For Alan Turing’s many admirers, the centenary of his birth on Saturday is an occasion for both celebration and mourning. Here, after all, is the architect of the modern computer, the code-breaker whose ingenuity ensured an Allied victory in World War II and the father of artificial intelligence. Yet Turing was also a victim of a pernicious and paranoid strain of sexual hypocrisy in 20th-century England. Nor, in the 21st, has the victimization wholly ceased.

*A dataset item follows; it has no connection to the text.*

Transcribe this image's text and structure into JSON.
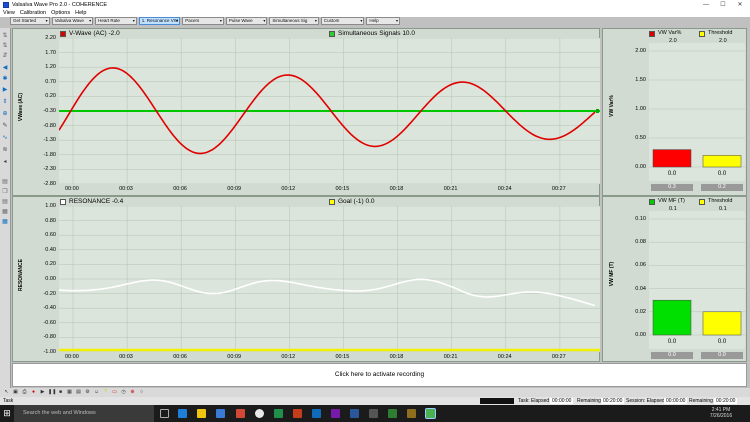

Turing’s remarkable career was marked by happenstance. In 1936, when he was a student at Cambridge, he attended a lecture in which M.H.A. “Max” Newman characterized an old and thorny logic problem as a matter of finding a “mechanical process” for testing the validity of a mathematical assertion. Turing took the phrase “mechanical process” at face value and wrote a paper in which he laid out the architecture of a hypothetical machine to do the testing — what became known as the “Turing machine.” The paper, intended for specialists, amounted to a blueprint for the modern computer, a “universal machine” that could do the work of an infinity of single-use machines.